  16. Completing the Health & Medical Situation Report • This may be achieved by one of two approaches: • (Preferred) Use the electronic version of the Medical and Health Situation Report available for download from the California Health Alert Network (CAHAN)- (Document Library Documents State and Local Health # CDPH EPO EOM  Electronic SIT REP). • (Optional) Use a printed copy of the Medical and Health Situation Report form. (Document Library Documents State and Local Health # CDPH  EPO  EOM  SIT REP Pen‐and‐Paper Form.).

  17. Minimum Data Elements • Report Type (initial, update, final) • Report Status (Advisory or Alert) • Date / Time
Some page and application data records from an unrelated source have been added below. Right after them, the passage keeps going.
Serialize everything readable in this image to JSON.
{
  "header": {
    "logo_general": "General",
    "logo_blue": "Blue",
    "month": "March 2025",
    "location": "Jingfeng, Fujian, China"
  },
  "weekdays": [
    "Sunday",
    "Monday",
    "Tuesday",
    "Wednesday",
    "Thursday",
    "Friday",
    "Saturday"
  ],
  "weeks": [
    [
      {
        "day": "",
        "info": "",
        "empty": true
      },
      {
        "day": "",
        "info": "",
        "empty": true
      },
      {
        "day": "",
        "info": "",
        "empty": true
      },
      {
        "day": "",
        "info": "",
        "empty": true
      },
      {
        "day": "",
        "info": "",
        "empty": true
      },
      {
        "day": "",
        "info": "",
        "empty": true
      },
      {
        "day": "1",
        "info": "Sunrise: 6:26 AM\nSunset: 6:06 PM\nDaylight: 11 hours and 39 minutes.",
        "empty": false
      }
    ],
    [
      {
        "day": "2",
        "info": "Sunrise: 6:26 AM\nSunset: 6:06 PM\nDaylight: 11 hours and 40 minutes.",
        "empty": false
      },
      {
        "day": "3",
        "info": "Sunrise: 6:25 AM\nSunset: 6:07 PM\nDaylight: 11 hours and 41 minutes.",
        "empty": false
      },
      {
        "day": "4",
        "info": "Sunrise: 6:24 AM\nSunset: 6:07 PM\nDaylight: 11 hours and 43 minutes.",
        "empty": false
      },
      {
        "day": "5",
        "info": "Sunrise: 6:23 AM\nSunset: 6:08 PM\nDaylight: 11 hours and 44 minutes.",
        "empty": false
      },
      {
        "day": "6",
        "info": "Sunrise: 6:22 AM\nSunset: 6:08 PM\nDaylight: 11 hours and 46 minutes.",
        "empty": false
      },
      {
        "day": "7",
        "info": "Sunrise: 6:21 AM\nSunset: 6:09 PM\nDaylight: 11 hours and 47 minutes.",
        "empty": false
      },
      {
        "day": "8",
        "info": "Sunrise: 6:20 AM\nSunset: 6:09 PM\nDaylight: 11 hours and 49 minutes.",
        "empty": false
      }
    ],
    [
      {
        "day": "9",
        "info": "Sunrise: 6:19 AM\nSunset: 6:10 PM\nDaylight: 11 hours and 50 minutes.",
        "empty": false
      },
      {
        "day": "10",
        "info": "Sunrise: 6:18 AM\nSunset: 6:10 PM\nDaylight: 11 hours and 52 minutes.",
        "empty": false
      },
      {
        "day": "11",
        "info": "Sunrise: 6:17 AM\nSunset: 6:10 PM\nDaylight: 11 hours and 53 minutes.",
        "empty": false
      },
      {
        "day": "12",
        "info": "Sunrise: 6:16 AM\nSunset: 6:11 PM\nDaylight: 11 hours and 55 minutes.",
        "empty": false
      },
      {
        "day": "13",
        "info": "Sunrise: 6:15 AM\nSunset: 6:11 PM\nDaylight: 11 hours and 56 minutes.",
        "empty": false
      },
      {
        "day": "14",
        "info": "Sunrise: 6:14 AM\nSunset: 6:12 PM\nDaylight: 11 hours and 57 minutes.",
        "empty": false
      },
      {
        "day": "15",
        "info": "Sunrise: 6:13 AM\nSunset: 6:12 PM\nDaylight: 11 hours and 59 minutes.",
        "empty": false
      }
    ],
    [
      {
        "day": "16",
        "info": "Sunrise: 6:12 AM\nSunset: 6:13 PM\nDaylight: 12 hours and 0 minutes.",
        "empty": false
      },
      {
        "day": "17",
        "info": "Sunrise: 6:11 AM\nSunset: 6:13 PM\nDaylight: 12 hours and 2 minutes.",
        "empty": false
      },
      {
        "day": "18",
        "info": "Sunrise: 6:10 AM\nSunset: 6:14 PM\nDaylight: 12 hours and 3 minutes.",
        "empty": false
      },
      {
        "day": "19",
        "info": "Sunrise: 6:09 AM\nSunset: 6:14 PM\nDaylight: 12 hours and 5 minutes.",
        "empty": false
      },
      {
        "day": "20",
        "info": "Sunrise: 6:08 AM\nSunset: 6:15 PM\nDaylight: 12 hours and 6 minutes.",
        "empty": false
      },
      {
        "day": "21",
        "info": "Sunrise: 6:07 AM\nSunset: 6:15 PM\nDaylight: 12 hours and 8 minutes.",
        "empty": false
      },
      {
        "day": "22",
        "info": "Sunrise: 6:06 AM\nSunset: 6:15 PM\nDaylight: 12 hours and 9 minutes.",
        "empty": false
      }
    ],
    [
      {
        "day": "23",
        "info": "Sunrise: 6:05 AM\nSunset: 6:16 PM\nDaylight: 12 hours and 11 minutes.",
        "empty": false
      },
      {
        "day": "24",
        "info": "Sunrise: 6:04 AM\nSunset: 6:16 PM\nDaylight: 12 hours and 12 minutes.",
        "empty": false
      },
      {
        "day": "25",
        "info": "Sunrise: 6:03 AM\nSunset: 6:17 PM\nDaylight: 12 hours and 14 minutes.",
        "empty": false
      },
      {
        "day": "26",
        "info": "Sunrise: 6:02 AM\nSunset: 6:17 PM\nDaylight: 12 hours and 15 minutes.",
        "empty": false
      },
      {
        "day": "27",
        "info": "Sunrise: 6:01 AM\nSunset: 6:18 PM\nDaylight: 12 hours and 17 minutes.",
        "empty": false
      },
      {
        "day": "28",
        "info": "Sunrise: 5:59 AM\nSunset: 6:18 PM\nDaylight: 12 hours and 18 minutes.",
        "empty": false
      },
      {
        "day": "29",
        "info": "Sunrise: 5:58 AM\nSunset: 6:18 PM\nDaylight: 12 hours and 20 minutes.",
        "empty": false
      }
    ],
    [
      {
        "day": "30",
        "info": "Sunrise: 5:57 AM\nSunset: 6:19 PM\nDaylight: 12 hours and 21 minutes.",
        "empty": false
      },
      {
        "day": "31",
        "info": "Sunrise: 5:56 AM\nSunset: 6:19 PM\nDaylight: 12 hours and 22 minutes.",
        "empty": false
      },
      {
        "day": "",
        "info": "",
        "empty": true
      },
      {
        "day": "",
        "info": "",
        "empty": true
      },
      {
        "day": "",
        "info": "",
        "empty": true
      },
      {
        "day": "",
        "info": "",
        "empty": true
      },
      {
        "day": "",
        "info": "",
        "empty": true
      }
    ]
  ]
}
  18. Minimum Data Elements • Incident Information • Level of the Incident • User Information

  19. Minimum Data Elements • Current Condition of the Health / Medical System • Prognosis

  20. Minimum Data Elements • Descriptions of the Current Situation • Current Priorities, if any • Critical Issues or Actions Taken

  21. Submitting the Situation Report • Within two hours of incident recognition, the MHOAC should submit the completed Medical and Health Situation Report to the: • EMS Agency • Public Health Department • RDMHC Program (; • CDPH and EMSA Duty Officer(; • OES (or Operational Area EOC)

  22. Submitting the Situation Report • Contact the RDHMC to confirm receipt of the Health and Medical Situation Report. • Maintain the Medical and Health Situation Report information as a part of the incident historical document file.

  23. Situation Report Updates The MHOAC should provide updates to the Medical and Health Situation Report as follows: • Once during each operational period at agreed upon times; • Changes in status, prognosis ,or actions taken; and • In response to State/Regional agency request as communicated by the RDMHC Program.

  24. Thank You! Doug